▸ Your objective: Please copy each line in the records below that contains the string "sounds".
====
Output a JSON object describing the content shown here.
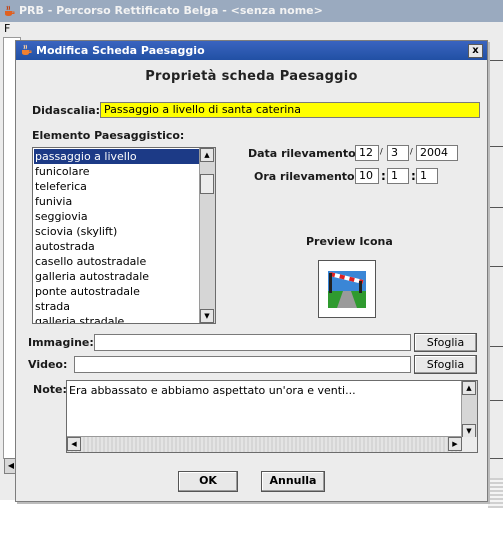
{
  "bg_window": {
    "title": "PRB - Percorso Rettificato Belga - <senza nome>",
    "menu_first_letter": "F"
  },
  "dialog": {
    "title": "Modifica Scheda Paesaggio",
    "close_label": "x",
    "heading": "Proprietà scheda Paesaggio",
    "caption_label": "Didascalia:",
    "caption_value": "Passaggio a livello di santa caterina",
    "element_label": "Elemento Paesaggistico:",
    "elements": [
      "passaggio a livello",
      "funicolare",
      "teleferica",
      "funivia",
      "seggiovia",
      "sciovia (skylift)",
      "autostrada",
      "casello autostradale",
      "galleria autostradale",
      "ponte autostradale",
      "strada",
      "galleria stradale"
    ],
    "selected_index": 0,
    "date_label": "Data rilevamento:",
    "date_day": "12",
    "date_month": "3",
    "date_year": "2004",
    "date_sep": "/",
    "time_label": "Ora rilevamento:",
    "time_h": "10",
    "time_m": "1",
    "time_s": "1",
    "time_sep": ":",
    "preview_label": "Preview Icona",
    "image_label": "Immagine:",
    "image_value": "",
    "video_label": "Video:",
    "video_value": "",
    "browse_label": "Sfoglia",
    "notes_label": "Note:",
    "notes_value": "Era abbassato e abbiamo aspettato un'ora e venti...",
    "ok_label": "OK",
    "cancel_label": "Annulla"
  },
  "colors": {
    "caption_bg": "#ffff00",
    "selection": "#1c3a86",
    "titlebar_active": "#2a58b0",
    "titlebar_inactive": "#9aaabf"
  },
  "icons": {
    "app": "java-cup-icon",
    "preview": "level-crossing-icon"
  }
}
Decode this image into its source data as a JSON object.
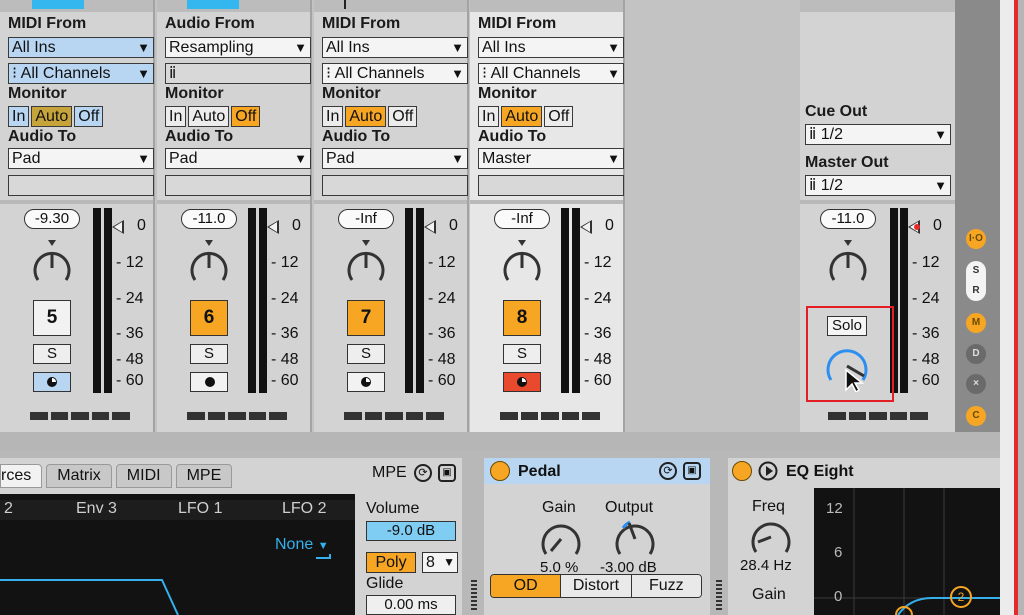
{
  "tracks": [
    {
      "midi_from_label": "MIDI From",
      "from": "All Ins",
      "channel": "All Channels",
      "monitor_label": "Monitor",
      "monitor": [
        "In",
        "Auto",
        "Off"
      ],
      "monitor_active": "Auto",
      "audio_to_label": "Audio To",
      "to": "Pad",
      "volume": "-9.30",
      "number": "5",
      "solo": "S"
    },
    {
      "midi_from_label": "Audio From",
      "from": "Resampling",
      "channel": "",
      "monitor_label": "Monitor",
      "monitor": [
        "In",
        "Auto",
        "Off"
      ],
      "monitor_active": "Off",
      "audio_to_label": "Audio To",
      "to": "Pad",
      "volume": "-11.0",
      "number": "6",
      "solo": "S"
    },
    {
      "midi_from_label": "MIDI From",
      "from": "All Ins",
      "channel": "All Channels",
      "monitor_label": "Monitor",
      "monitor": [
        "In",
        "Auto",
        "Off"
      ],
      "monitor_active": "Auto",
      "audio_to_label": "Audio To",
      "to": "Pad",
      "volume": "-Inf",
      "number": "7",
      "solo": "S"
    },
    {
      "midi_from_label": "MIDI From",
      "from": "All Ins",
      "channel": "All Channels",
      "monitor_label": "Monitor",
      "monitor": [
        "In",
        "Auto",
        "Off"
      ],
      "monitor_active": "Auto",
      "audio_to_label": "Audio To",
      "to": "Master",
      "volume": "-Inf",
      "number": "8",
      "solo": "S"
    }
  ],
  "meter_scale": [
    "0",
    "12",
    "24",
    "36",
    "48",
    "60"
  ],
  "master": {
    "cue_out_label": "Cue Out",
    "cue_out": "1/2",
    "master_out_label": "Master Out",
    "master_out": "1/2",
    "volume": "-11.0",
    "solo": "Solo"
  },
  "sidebar": {
    "io": "I·O",
    "s": "S",
    "r": "R",
    "m": "M",
    "d": "D",
    "x": "×",
    "c": "C"
  },
  "synth": {
    "tabs": [
      "rces",
      "Matrix",
      "MIDI",
      "MPE"
    ],
    "mpe": "MPE",
    "mod_heads": [
      "2",
      "Env 3",
      "LFO 1",
      "LFO 2"
    ],
    "none": "None",
    "volume_label": "Volume",
    "volume": "-9.0 dB",
    "poly": "Poly",
    "voices": "8",
    "glide_label": "Glide",
    "glide": "0.00 ms"
  },
  "pedal": {
    "title": "Pedal",
    "gain_label": "Gain",
    "gain": "5.0 %",
    "output_label": "Output",
    "output": "-3.00 dB",
    "modes": [
      "OD",
      "Distort",
      "Fuzz"
    ],
    "active_mode": "OD"
  },
  "eq": {
    "title": "EQ Eight",
    "freq_label": "Freq",
    "freq": "28.4 Hz",
    "gain_label": "Gain",
    "scale": [
      "12",
      "6",
      "0"
    ],
    "band": "2"
  },
  "colors": {
    "accent": "#f6a623",
    "select_blue": "#b8d6f2",
    "clip_blue": "#34b6ee",
    "highlight": "#e31e24"
  }
}
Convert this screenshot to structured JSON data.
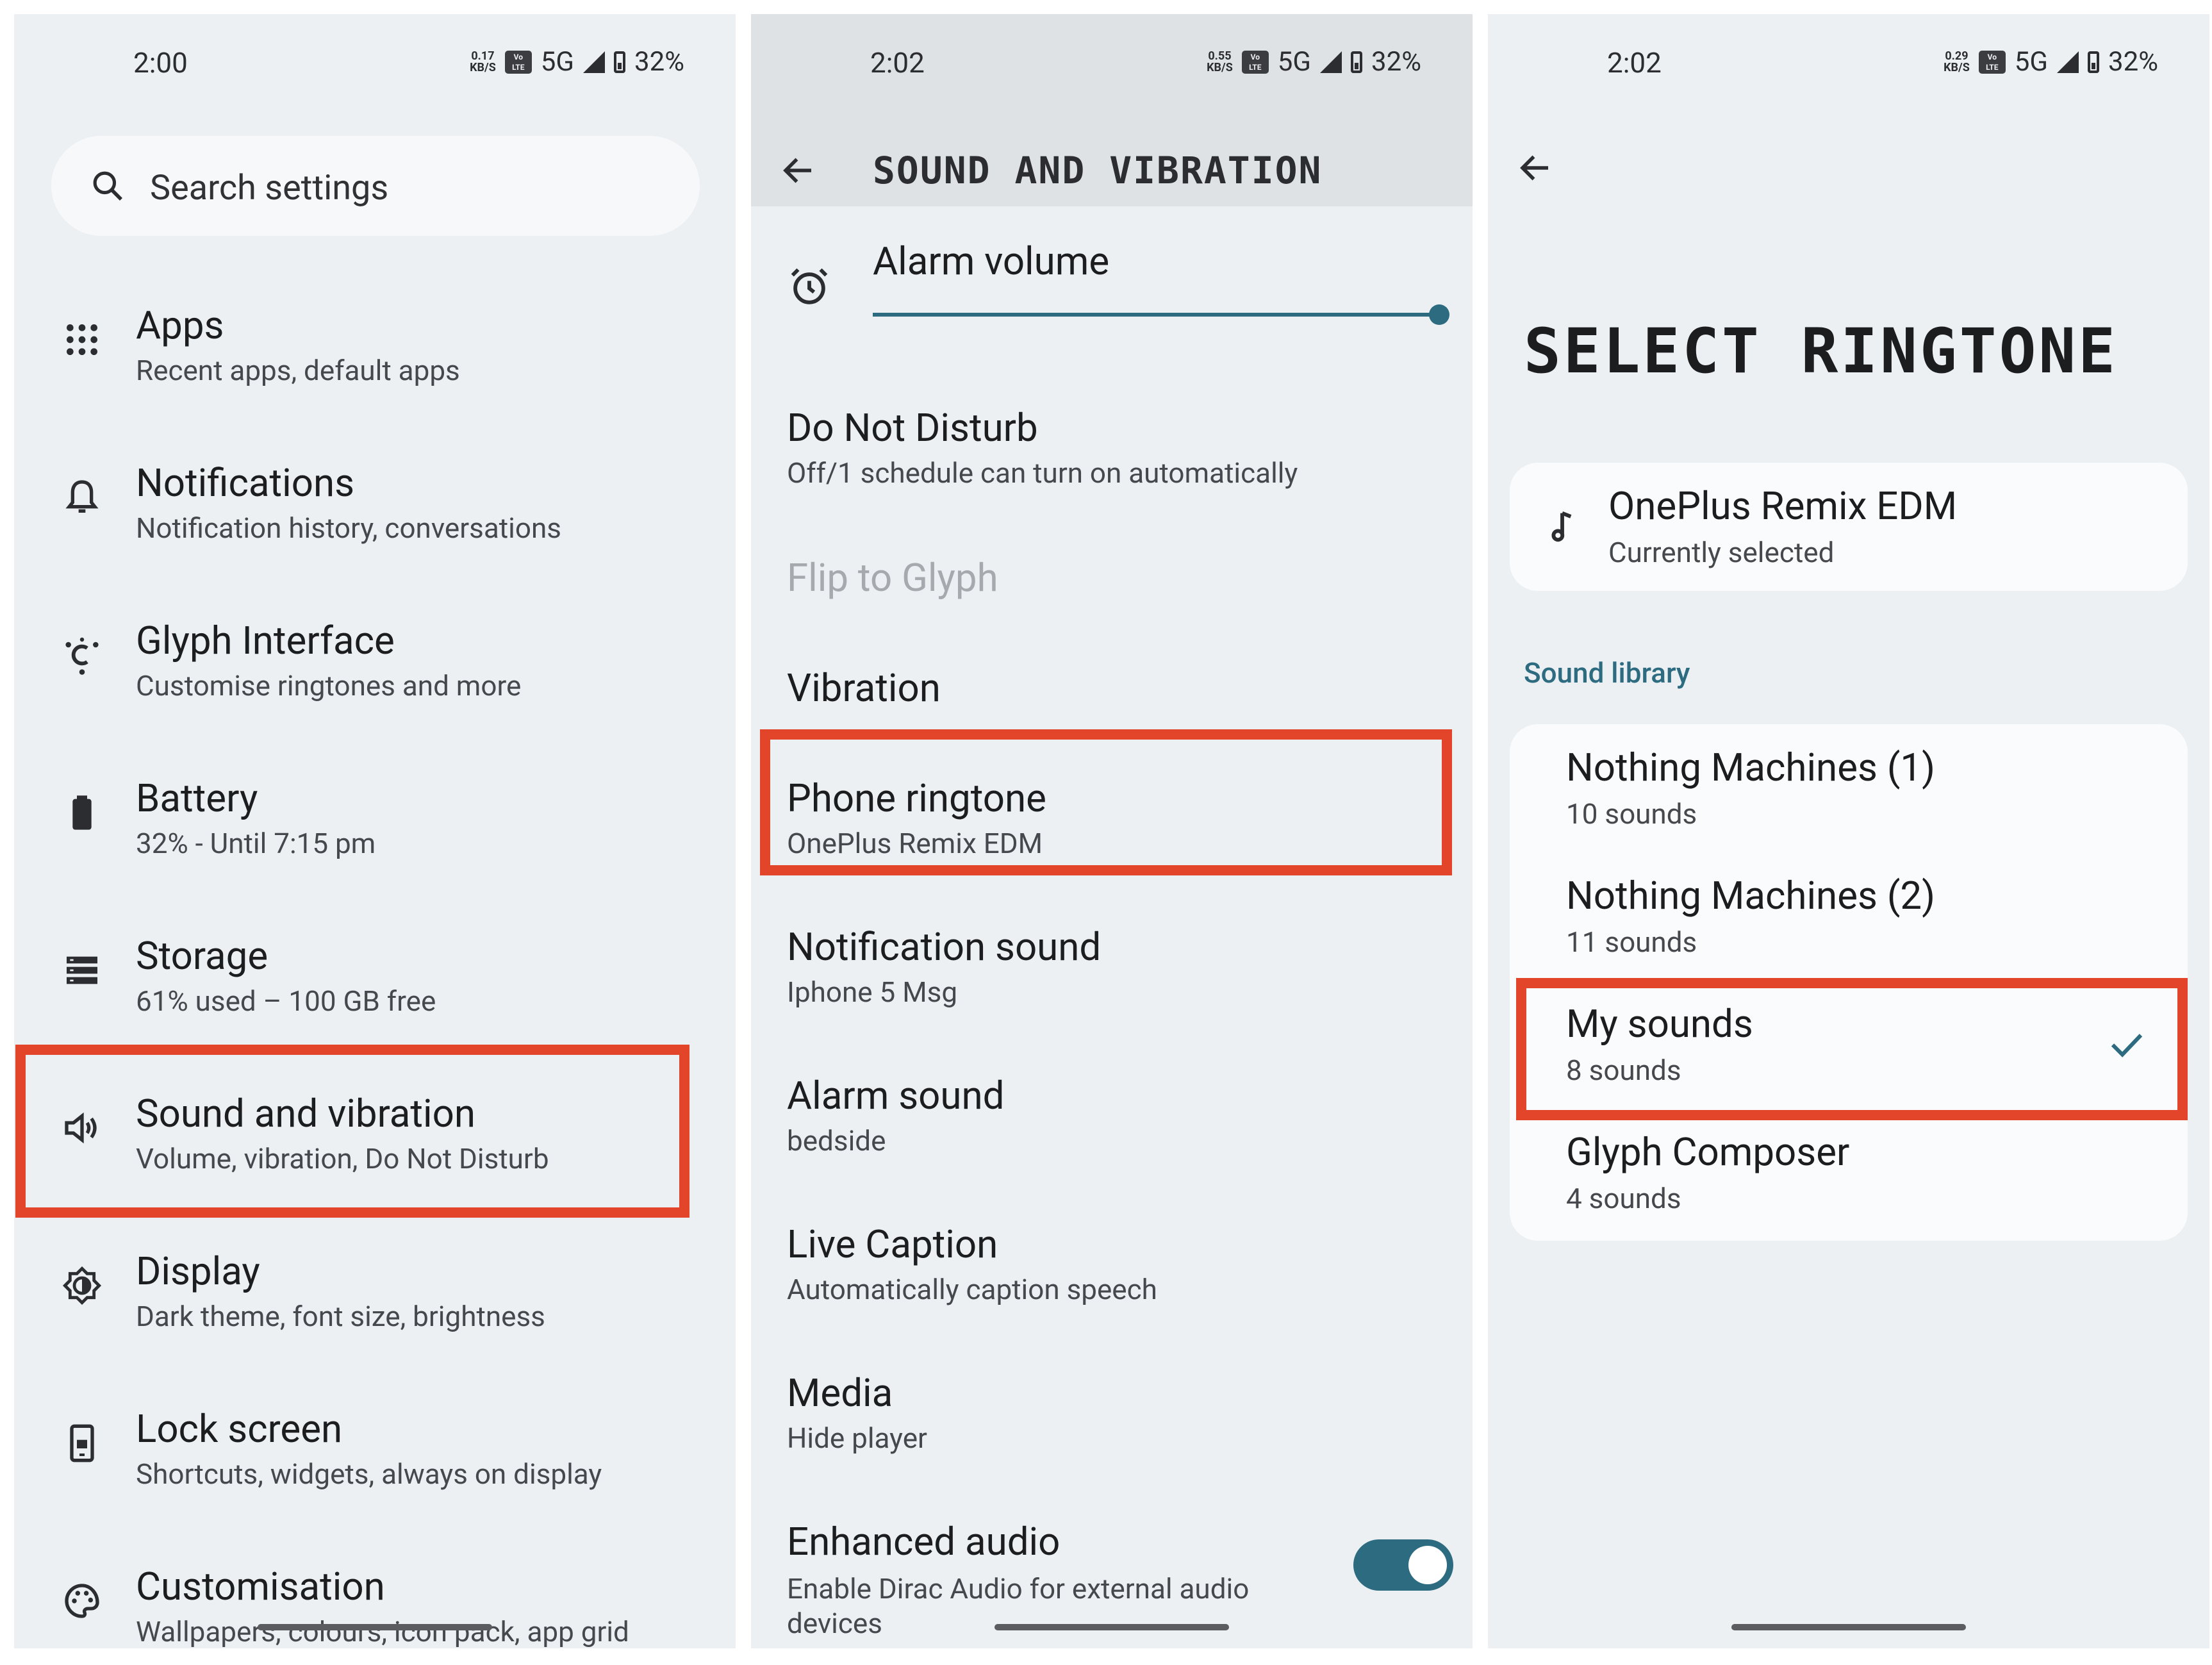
{
  "status_bar": [
    {
      "time": "2:00",
      "speed": "0.17\nKB/S",
      "volte": "Vo\nLTE",
      "network": "5G",
      "battery": "32%"
    },
    {
      "time": "2:02",
      "speed": "0.55\nKB/S",
      "volte": "Vo\nLTE",
      "network": "5G",
      "battery": "32%"
    },
    {
      "time": "2:02",
      "speed": "0.29\nKB/S",
      "volte": "Vo\nLTE",
      "network": "5G",
      "battery": "32%"
    }
  ],
  "settings": {
    "search_placeholder": "Search settings",
    "items": [
      {
        "title": "Apps",
        "subtitle": "Recent apps, default apps",
        "icon": "apps-grid-icon"
      },
      {
        "title": "Notifications",
        "subtitle": "Notification history, conversations",
        "icon": "bell-icon"
      },
      {
        "title": "Glyph Interface",
        "subtitle": "Customise ringtones and more",
        "icon": "glyph-icon"
      },
      {
        "title": "Battery",
        "subtitle": "32% - Until 7:15 pm",
        "icon": "battery-icon"
      },
      {
        "title": "Storage",
        "subtitle": "61% used – 100 GB free",
        "icon": "storage-icon"
      },
      {
        "title": "Sound and vibration",
        "subtitle": "Volume, vibration, Do Not Disturb",
        "icon": "speaker-icon"
      },
      {
        "title": "Display",
        "subtitle": "Dark theme, font size, brightness",
        "icon": "brightness-icon"
      },
      {
        "title": "Lock screen",
        "subtitle": "Shortcuts, widgets, always on display",
        "icon": "phone-lock-icon"
      },
      {
        "title": "Customisation",
        "subtitle": "Wallpapers, colours, icon pack, app grid",
        "icon": "palette-icon"
      }
    ]
  },
  "sound": {
    "header_title": "SOUND AND VIBRATION",
    "alarm_volume_label": "Alarm volume",
    "alarm_volume_level": 1.0,
    "items": [
      {
        "title": "Do Not Disturb",
        "subtitle": "Off/1 schedule can turn on automatically"
      },
      {
        "title": "Flip to Glyph",
        "subtitle": ""
      },
      {
        "title": "Vibration",
        "subtitle": ""
      },
      {
        "title": "Phone ringtone",
        "subtitle": "OnePlus Remix EDM"
      },
      {
        "title": "Notification sound",
        "subtitle": "Iphone 5 Msg"
      },
      {
        "title": "Alarm sound",
        "subtitle": "bedside"
      },
      {
        "title": "Live Caption",
        "subtitle": "Automatically caption speech"
      },
      {
        "title": "Media",
        "subtitle": "Hide player"
      },
      {
        "title": "Enhanced audio",
        "subtitle": "Enable Dirac Audio for external audio devices"
      }
    ],
    "enhanced_audio_on": true
  },
  "ringtone": {
    "title": "SELECT RINGTONE",
    "current": {
      "title": "OnePlus Remix EDM",
      "subtitle": "Currently selected"
    },
    "library_label": "Sound library",
    "library": [
      {
        "title": "Nothing Machines (1)",
        "subtitle": "10 sounds"
      },
      {
        "title": "Nothing Machines (2)",
        "subtitle": "11 sounds"
      },
      {
        "title": "My sounds",
        "subtitle": "8 sounds"
      },
      {
        "title": "Glyph Composer",
        "subtitle": "4 sounds"
      }
    ]
  },
  "colors": {
    "accent": "#2c6b80",
    "highlight": "#e24529",
    "background": "#edf0f3"
  }
}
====
▸ Answer to this task:
        "subtitle": "10 sounds"
        "subtitle": "11 sounds"
        "title": "My sounds",
        "subtitle": "8 sounds"
        "subtitle": "4 sounds"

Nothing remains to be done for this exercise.